OKLAHOMA CITY — As the nation’s midsection braces for another bout of severe weather, many residents in Oklahoma are still reeling from a rare combination of tornadoes and flash flooding spawned from the latest round of thunderstorms that rumbled across the state.
Conditions appeared to be ripe on May 8-9 for storms that could produce even more powerful tornadoes across an area covering southern Kansas, western Oklahoma and parts of North Texas, said meteorologist John Hart of the Storm Prediction Center in Norman.
Storms that spawned 51 tornadoes in several southern Plains states late May 6 also brought torrential downpours in central Oklahoma so heavy that a 43-year-old Oklahoma City woman drowned after becoming trapped inside her underground storm cellar.
“It just flooded with her in it, and she couldn’t get out because it was like a river coming down on top of her,” said police Sgt. Gary Knight. “I don’t recall it ever raining like that before.”

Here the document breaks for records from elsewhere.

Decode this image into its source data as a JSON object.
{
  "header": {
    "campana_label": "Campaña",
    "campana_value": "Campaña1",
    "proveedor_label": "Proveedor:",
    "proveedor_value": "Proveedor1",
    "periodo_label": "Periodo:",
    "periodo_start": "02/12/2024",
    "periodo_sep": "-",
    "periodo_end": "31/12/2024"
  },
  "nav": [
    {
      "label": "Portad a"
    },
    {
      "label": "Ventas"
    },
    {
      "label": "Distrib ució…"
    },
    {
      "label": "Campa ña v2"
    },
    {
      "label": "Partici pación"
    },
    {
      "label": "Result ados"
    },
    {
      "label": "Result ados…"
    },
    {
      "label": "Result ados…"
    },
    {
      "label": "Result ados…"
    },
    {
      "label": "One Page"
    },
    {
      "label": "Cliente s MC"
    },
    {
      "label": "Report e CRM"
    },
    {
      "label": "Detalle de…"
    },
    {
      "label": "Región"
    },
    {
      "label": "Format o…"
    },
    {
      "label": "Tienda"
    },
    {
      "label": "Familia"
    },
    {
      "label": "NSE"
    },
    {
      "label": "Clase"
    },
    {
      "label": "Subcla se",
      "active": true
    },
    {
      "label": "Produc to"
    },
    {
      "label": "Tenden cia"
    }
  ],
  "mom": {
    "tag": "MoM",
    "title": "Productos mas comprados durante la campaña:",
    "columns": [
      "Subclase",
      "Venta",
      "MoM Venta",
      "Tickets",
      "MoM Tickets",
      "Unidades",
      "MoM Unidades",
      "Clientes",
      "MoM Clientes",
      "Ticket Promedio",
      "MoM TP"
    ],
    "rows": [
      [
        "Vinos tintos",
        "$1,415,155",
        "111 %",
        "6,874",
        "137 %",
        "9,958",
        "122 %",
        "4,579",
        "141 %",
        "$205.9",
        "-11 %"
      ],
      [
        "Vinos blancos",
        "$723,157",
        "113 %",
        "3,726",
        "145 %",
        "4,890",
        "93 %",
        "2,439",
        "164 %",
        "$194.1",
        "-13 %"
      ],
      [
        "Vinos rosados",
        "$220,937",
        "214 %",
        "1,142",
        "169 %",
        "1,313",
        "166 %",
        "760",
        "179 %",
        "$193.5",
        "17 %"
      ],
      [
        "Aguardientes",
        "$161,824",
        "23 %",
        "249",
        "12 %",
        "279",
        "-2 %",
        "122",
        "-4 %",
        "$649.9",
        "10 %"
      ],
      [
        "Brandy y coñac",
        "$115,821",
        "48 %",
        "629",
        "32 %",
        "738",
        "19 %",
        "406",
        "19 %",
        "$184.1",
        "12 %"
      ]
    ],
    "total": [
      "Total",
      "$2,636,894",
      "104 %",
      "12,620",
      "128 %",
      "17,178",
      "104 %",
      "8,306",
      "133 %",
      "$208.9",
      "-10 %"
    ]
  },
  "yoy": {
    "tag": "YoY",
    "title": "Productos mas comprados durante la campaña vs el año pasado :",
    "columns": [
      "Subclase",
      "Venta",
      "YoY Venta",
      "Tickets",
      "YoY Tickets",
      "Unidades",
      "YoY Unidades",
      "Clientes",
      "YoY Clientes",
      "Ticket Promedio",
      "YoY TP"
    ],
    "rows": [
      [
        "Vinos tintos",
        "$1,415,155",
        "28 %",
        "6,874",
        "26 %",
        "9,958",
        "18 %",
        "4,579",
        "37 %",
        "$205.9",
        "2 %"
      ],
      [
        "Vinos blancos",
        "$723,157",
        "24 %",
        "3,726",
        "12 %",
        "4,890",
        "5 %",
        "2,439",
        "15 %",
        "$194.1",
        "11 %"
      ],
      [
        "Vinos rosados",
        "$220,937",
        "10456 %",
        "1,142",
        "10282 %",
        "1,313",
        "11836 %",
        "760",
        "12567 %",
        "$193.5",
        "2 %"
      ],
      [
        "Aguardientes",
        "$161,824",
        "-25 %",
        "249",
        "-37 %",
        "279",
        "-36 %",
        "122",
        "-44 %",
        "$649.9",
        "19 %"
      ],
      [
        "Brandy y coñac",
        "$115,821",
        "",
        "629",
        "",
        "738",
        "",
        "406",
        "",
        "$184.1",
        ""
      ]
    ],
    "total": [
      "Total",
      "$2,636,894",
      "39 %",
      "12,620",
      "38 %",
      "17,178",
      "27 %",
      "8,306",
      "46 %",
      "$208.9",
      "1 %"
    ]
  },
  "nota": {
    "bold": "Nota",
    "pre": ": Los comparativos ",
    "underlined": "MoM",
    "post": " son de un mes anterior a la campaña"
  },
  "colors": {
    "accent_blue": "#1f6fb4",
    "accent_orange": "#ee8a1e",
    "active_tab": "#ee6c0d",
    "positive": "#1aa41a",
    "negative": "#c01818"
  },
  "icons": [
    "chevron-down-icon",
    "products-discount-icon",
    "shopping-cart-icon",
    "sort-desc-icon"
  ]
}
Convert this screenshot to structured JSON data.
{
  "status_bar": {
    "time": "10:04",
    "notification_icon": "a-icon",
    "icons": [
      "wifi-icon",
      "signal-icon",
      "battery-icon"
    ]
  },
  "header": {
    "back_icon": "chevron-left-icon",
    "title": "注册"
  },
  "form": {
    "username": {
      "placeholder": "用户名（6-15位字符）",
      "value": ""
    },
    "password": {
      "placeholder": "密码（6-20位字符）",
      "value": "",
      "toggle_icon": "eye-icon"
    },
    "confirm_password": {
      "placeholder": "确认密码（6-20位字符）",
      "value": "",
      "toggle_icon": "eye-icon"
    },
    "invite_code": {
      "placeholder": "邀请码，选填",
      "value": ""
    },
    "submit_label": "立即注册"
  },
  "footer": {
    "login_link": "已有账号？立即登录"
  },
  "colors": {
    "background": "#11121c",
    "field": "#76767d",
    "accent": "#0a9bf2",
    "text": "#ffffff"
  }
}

Skylyna Stewart’s body was discovered in an older, underground shelter detached from the home, and Knight and other emergency management officials said such cases are extremely rare.
The 7.1 inches that fell in Oklahoma City was the third highest rainfall for any day on record, dating back to 1890, said state climatologist Gary McManus, and radar data from the southeast part of the city where Stewart’s body was recovered indicated as much as 8 to 12 inches may have fallen.
“Part of the problem was that we had gotten a lot of rain earlier,” McManus said. “The soils were moist, and the rain had nowhere to go.”
A few miles away in Moore, Kelly Ruffin said she and her family took shelter from the storms in an underground shelter installed in their garage when water from the heavy rains began leaking in.
“It was a heavy trickle at first, and within about 10 or 15 seconds, it was gushing,” Ruffin said. “We had to decide if we were going to stay down there and drown or get out, because the sirens were going off. We decided to get out.”
Blake Lee of F5 Storm Shelters & Safe Rooms has been installing shelters in Oklahoma for nearly five years and described the drowning as a “really, really freak deal.”
“It was a flash flooding situation, and we got more rain yesterday than we typically get in a month,” Lee said. “The underground garage model, to this day I’ve never heard of anyone dying in them.”
Blake said it’s not uncommon for an underground shelter to leak, and he encouraged people who have one to check them every few months to make sure they’re not filling up with water.
“If you’ve been doing this long enough, you’re going to have shelters that leak. It can happen,” he said. “But it’s a really easy fix.”